EXERCISE → Every record that follows must be set down word for word.

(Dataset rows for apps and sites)
<<<<

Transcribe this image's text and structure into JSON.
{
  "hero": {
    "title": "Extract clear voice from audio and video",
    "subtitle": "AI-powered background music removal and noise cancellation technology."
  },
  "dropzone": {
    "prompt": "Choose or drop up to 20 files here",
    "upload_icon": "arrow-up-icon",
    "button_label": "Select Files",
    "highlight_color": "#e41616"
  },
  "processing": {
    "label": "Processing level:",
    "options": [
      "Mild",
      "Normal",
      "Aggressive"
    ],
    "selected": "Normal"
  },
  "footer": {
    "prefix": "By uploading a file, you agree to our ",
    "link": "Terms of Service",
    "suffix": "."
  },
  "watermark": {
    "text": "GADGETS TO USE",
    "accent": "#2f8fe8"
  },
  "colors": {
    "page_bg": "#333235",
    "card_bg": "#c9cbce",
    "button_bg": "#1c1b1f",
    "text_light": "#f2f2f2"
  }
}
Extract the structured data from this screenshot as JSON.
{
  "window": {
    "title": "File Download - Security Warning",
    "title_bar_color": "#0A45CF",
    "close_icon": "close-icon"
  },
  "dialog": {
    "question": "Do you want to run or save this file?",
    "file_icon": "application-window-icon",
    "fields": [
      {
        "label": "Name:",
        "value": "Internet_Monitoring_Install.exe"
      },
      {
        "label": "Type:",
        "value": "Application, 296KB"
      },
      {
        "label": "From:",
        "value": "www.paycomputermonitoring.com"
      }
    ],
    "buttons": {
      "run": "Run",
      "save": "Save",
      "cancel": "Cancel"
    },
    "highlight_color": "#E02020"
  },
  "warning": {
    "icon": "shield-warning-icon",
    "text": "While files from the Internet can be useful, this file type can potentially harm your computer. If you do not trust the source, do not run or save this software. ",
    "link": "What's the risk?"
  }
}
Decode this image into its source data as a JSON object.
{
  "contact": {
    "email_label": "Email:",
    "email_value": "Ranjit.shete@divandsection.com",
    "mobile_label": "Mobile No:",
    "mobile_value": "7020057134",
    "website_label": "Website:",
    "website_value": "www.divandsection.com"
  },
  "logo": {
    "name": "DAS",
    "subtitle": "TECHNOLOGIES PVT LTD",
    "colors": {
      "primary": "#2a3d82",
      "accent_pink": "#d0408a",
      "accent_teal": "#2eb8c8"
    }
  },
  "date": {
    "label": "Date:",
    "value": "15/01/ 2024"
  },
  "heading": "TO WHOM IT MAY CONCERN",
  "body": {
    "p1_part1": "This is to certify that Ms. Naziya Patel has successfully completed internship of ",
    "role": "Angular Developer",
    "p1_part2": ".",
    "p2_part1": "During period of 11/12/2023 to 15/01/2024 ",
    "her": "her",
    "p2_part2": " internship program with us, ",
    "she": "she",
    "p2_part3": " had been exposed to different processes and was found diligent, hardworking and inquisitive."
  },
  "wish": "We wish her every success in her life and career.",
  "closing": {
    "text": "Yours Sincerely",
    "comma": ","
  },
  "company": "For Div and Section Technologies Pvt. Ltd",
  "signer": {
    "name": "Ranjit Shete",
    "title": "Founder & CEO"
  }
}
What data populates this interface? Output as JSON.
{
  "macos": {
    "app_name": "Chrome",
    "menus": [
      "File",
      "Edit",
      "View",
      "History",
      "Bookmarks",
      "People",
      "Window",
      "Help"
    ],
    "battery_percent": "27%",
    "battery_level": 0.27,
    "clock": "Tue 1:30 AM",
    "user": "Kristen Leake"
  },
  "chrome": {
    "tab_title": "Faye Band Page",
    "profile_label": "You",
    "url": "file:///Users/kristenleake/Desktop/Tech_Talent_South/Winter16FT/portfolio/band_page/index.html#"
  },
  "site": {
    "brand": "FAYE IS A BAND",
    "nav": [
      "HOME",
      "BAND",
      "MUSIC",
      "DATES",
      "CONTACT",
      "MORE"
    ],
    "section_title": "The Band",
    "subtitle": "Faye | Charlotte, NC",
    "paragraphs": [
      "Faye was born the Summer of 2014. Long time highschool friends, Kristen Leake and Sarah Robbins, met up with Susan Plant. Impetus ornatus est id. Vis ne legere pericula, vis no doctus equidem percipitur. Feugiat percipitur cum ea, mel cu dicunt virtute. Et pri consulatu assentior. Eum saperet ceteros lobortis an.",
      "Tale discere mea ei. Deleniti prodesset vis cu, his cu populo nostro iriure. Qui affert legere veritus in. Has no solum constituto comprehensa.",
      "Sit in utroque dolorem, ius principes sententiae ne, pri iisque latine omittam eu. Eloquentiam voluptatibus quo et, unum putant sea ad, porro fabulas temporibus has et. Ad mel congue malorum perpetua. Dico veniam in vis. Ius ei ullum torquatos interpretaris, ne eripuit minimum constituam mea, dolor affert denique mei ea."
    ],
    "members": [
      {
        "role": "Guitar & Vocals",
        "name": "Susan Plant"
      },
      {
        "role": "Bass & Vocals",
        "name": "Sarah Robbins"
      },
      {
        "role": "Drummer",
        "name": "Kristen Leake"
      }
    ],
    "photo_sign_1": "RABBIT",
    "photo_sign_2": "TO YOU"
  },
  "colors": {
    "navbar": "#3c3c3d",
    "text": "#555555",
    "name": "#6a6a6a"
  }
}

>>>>

ANSWER AREA →
Transcribe this image's text and structure into JSON.
{
  "hero": {
    "title": "Extract clear voice from audio and video",
    "subtitle": "AI-powered background music removal and noise cancellation technology."
  },
  "dropzone": {
    "prompt": "Choose or drop up to 20 files here",
    "upload_icon": "arrow-up-icon",
    "button_label": "Select Files",
    "highlight_color": "#e41616"
  },
  "processing": {
    "label": "Processing level:",
    "options": [
      "Mild",
      "Normal",
      "Aggressive"
    ],
    "selected": "Normal"
  },
  "footer": {
    "prefix": "By uploading a file, you agree to our ",
    "link": "Terms of Service",
    "suffix": "."
  },
  "watermark": {
    "text": "GADGETS TO USE",
    "accent": "#2f8fe8"
  },
  "colors": {
    "page_bg": "#333235",
    "card_bg": "#c9cbce",
    "button_bg": "#1c1b1f",
    "text_light": "#f2f2f2"
  }
}
Extract the structured data from this screenshot as JSON.
{
  "window": {
    "title": "File Download - Security Warning",
    "title_bar_color": "#0A45CF",
    "close_icon": "close-icon"
  },
  "dialog": {
    "question": "Do you want to run or save this file?",
    "file_icon": "application-window-icon",
    "fields": [
      {
        "label": "Name:",
        "value": "Internet_Monitoring_Install.exe"
      },
      {
        "label": "Type:",
        "value": "Application, 296KB"
      },
      {
        "label": "From:",
        "value": "www.paycomputermonitoring.com"
      }
    ],
    "buttons": {
      "run": "Run",
      "save": "Save",
      "cancel": "Cancel"
    },
    "highlight_color": "#E02020"
  },
  "warning": {
    "icon": "shield-warning-icon",
    "text": "While files from the Internet can be useful, this file type can potentially harm your computer. If you do not trust the source, do not run or save this software. ",
    "link": "What's the risk?"
  }
}
Decode this image into its source data as a JSON object.
{
  "contact": {
    "email_label": "Email:",
    "email_value": "Ranjit.shete@divandsection.com",
    "mobile_label": "Mobile No:",
    "mobile_value": "7020057134",
    "website_label": "Website:",
    "website_value": "www.divandsection.com"
  },
  "logo": {
    "name": "DAS",
    "subtitle": "TECHNOLOGIES PVT LTD",
    "colors": {
      "primary": "#2a3d82",
      "accent_pink": "#d0408a",
      "accent_teal": "#2eb8c8"
    }
  },
  "date": {
    "label": "Date:",
    "value": "15/01/ 2024"
  },
  "heading": "TO WHOM IT MAY CONCERN",
  "body": {
    "p1_part1": "This is to certify that Ms. Naziya Patel has successfully completed internship of ",
    "role": "Angular Developer",
    "p1_part2": ".",
    "p2_part1": "During period of 11/12/2023 to 15/01/2024 ",
    "her": "her",
    "p2_part2": " internship program with us, ",
    "she": "she",
    "p2_part3": " had been exposed to different processes and was found diligent, hardworking and inquisitive."
  },
  "wish": "We wish her every success in her life and career.",
  "closing": {
    "text": "Yours Sincerely",
    "comma": ","
  },
  "company": "For Div and Section Technologies Pvt. Ltd",
  "signer": {
    "name": "Ranjit Shete",
    "title": "Founder & CEO"
  }
}
What data populates this interface? Output as JSON.
{
  "macos": {
    "app_name": "Chrome",
    "menus": [
      "File",
      "Edit",
      "View",
      "History",
      "Bookmarks",
      "People",
      "Window",
      "Help"
    ],
    "battery_percent": "27%",
    "battery_level": 0.27,
    "clock": "Tue 1:30 AM",
    "user": "Kristen Leake"
  },
  "chrome": {
    "tab_title": "Faye Band Page",
    "profile_label": "You",
    "url": "file:///Users/kristenleake/Desktop/Tech_Talent_South/Winter16FT/portfolio/band_page/index.html#"
  },
  "site": {
    "brand": "FAYE IS A BAND",
    "nav": [
      "HOME",
      "BAND",
      "MUSIC",
      "DATES",
      "CONTACT",
      "MORE"
    ],
    "section_title": "The Band",
    "subtitle": "Faye | Charlotte, NC",
    "paragraphs": [
      "Faye was born the Summer of 2014. Long time highschool friends, Kristen Leake and Sarah Robbins, met up with Susan Plant. Impetus ornatus est id. Vis ne legere pericula, vis no doctus equidem percipitur. Feugiat percipitur cum ea, mel cu dicunt virtute. Et pri consulatu assentior. Eum saperet ceteros lobortis an.",
      "Tale discere mea ei. Deleniti prodesset vis cu, his cu populo nostro iriure. Qui affert legere veritus in. Has no solum constituto comprehensa.",
      "Sit in utroque dolorem, ius principes sententiae ne, pri iisque latine omittam eu. Eloquentiam voluptatibus quo et, unum putant sea ad, porro fabulas temporibus has et. Ad mel congue malorum perpetua. Dico veniam in vis. Ius ei ullum torquatos interpretaris, ne eripuit minimum constituam mea, dolor affert denique mei ea."
    ],
    "members": [
      {
        "role": "Guitar & Vocals",
        "name": "Susan Plant"
      },
      {
        "role": "Bass & Vocals",
        "name": "Sarah Robbins"
      },
      {
        "role": "Drummer",
        "name": "Kristen Leake"
      }
    ],
    "photo_sign_1": "RABBIT",
    "photo_sign_2": "TO YOU"
  },
  "colors": {
    "navbar": "#3c3c3d",
    "text": "#555555",
    "name": "#6a6a6a"
  }
}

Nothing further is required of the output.